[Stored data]
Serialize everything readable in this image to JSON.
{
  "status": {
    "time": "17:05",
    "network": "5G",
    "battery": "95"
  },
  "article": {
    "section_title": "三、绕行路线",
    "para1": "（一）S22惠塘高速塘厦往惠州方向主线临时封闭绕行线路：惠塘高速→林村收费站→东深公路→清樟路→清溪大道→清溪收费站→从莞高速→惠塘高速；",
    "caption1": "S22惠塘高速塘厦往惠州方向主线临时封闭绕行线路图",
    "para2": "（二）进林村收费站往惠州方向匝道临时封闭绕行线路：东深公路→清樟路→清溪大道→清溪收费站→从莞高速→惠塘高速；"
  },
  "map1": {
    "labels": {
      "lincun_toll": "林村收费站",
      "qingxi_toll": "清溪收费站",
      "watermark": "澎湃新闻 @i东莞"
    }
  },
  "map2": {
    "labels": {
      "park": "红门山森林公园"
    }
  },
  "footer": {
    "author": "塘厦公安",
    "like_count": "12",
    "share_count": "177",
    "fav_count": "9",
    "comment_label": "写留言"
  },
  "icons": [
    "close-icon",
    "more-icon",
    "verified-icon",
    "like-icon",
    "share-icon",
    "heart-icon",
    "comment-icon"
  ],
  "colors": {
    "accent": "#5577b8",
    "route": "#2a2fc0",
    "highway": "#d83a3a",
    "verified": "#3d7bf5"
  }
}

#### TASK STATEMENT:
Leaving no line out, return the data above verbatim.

#### YOUR RESPONSE:
Serialize everything readable in this image to JSON.
{
  "status": {
    "time": "17:05",
    "network": "5G",
    "battery": "95"
  },
  "article": {
    "section_title": "三、绕行路线",
    "para1": "（一）S22惠塘高速塘厦往惠州方向主线临时封闭绕行线路：惠塘高速→林村收费站→东深公路→清樟路→清溪大道→清溪收费站→从莞高速→惠塘高速；",
    "caption1": "S22惠塘高速塘厦往惠州方向主线临时封闭绕行线路图",
    "para2": "（二）进林村收费站往惠州方向匝道临时封闭绕行线路：东深公路→清樟路→清溪大道→清溪收费站→从莞高速→惠塘高速；"
  },
  "map1": {
    "labels": {
      "lincun_toll": "林村收费站",
      "qingxi_toll": "清溪收费站",
      "watermark": "澎湃新闻 @i东莞"
    }
  },
  "map2": {
    "labels": {
      "park": "红门山森林公园"
    }
  },
  "footer": {
    "author": "塘厦公安",
    "like_count": "12",
    "share_count": "177",
    "fav_count": "9",
    "comment_label": "写留言"
  },
  "icons": [
    "close-icon",
    "more-icon",
    "verified-icon",
    "like-icon",
    "share-icon",
    "heart-icon",
    "comment-icon"
  ],
  "colors": {
    "accent": "#5577b8",
    "route": "#2a2fc0",
    "highway": "#d83a3a",
    "verified": "#3d7bf5"
  }
}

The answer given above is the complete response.